– We need to try some tiny-house developments, such as the concept of 4 mini cottages on one lot, sharing one car.
– Regarding students living in sheds and other inadequate shelter: We can’t just kick them out and shut down the landlords without offering them an alternative. If we want students to come to our excellent colleges, and ideally remain after they graduate, we have to provide a well-rounded housing menu including plenty of options that are friendly to students and other people of modest means.
– We could work with landlords to help them turn unfinished sheds into proper cottages. It not only makes practical sense, but also is the compassionate thing to do.
– Also, artists and other creatives who are typically considered desirable to a city’s economy and social fabric depend on low-priced housing options. In fact, many creative types prefer slightly rustic, less fancy housing as a matter of taste.
– We need to get to the real root of “roommate elitism” by pointing out that a lot of it is rooted in old restrictions targeting minorities, single women (who historically were suspected of prostitution), etc.

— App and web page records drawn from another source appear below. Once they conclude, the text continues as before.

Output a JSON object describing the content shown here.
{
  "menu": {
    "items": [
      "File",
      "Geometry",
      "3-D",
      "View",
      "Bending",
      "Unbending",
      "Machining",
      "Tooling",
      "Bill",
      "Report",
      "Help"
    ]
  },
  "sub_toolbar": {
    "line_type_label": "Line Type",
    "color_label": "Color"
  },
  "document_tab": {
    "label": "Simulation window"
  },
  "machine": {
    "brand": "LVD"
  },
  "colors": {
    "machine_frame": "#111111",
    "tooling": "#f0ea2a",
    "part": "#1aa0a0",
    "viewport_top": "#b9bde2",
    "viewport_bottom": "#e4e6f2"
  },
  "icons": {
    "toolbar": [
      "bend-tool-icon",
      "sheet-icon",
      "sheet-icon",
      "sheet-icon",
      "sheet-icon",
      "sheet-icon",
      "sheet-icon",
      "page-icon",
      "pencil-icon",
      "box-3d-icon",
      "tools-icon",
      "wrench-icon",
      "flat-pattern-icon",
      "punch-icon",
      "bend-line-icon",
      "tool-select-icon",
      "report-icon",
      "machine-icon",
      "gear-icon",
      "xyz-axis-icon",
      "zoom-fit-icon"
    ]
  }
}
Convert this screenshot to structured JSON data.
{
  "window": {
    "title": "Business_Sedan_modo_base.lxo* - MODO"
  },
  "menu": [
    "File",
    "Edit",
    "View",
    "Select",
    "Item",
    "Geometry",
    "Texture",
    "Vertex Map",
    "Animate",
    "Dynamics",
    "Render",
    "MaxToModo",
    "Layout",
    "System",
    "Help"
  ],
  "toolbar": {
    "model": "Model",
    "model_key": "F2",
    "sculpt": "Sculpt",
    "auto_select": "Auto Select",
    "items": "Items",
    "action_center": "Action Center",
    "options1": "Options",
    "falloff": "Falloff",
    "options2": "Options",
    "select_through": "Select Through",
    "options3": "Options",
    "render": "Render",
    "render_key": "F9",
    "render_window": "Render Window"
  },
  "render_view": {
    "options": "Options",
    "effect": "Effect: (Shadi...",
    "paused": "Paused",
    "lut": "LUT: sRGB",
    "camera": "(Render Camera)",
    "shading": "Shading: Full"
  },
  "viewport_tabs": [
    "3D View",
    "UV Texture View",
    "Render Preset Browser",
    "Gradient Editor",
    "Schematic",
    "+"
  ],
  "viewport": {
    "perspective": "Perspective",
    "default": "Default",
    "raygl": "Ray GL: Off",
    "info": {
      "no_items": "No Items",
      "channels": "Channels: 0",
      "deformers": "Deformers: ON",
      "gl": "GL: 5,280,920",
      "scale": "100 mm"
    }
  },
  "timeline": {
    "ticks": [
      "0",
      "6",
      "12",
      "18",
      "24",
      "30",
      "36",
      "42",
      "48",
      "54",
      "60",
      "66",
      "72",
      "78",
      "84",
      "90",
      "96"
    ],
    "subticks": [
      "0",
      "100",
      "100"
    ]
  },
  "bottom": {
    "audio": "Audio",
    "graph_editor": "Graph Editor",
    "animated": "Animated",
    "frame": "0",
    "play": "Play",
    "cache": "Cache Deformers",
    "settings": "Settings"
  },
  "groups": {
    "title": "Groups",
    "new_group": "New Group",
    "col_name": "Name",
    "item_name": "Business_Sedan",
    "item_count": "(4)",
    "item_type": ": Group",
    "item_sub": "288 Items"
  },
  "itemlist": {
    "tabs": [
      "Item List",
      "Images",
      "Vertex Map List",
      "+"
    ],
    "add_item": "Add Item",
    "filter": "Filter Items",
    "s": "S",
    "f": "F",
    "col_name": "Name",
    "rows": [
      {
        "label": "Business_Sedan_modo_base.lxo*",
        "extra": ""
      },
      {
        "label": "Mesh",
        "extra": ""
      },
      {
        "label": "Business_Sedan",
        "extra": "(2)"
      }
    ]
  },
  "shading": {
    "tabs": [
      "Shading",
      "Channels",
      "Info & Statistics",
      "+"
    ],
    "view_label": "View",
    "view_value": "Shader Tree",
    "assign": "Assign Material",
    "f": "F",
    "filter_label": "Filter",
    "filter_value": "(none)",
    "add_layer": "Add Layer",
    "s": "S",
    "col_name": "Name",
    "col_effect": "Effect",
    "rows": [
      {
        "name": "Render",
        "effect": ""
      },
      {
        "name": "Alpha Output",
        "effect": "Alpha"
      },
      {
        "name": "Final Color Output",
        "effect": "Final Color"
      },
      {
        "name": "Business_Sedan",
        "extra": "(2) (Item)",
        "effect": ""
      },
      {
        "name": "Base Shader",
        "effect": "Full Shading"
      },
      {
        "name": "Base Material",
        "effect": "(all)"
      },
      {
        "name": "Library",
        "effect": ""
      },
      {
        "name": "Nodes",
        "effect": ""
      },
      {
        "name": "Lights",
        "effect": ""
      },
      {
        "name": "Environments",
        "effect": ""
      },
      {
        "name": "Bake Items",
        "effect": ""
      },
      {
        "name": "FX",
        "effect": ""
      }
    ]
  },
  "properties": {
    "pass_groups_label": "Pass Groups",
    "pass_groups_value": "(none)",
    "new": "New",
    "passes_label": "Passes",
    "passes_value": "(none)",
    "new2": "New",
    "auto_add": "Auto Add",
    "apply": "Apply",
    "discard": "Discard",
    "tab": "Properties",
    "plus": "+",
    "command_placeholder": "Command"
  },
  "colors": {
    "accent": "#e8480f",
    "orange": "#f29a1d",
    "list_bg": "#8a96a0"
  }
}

– In my neighborhood, a family was able to find a house they could all share. There are 10 people including grandparents, daughter, grandkids, great-grandkids. They had previously been in 3 separate apartments paying a total of $3,000 in rent. Now they are all living in one beautiful old house they love, paying $1100 and there is always someone to watch the kids. They share 2 bathrooms and 4 bedrooms. This is a desirable situation and there is no reason why unrelated roommates should not be able to do the same. Excess cars are curbed by parking limitations, 2 parking passes per household.
– If we went through the city right now and rooted out every house or apartment with more than 2 unrelated people living in it, we would theoretically have to evict a large percentage of people; some folks might be surprised how pervasive the situation is!
– On a personal note … For some years here in Daytona Beach, I was hanging by a thread economically. Roommates have been a key part of what has allowed me to stay here, be a contributing citizen, and, over time, piece together enough paying work to sustain the civic and environmental activism that is my main occupation.
– Expanding max number of occupants is possibly the quickest, easiest, and cheapest way to ease the crunch on modest-priced housing.
The Unlocking Home book is very helpful; I hope you get a chance to read it. Also check out another of my top resources on this topic of freeing up the affordable urban housing marketplace, StrongTowns.org — search for articles about “missing middle” housing, ADUs, duplexes/triplexes.
I think that’s it. If I think of any more ideas I will write them out for you. I thank my city leaders for caring about this issue and setting out to formulate a workable rule!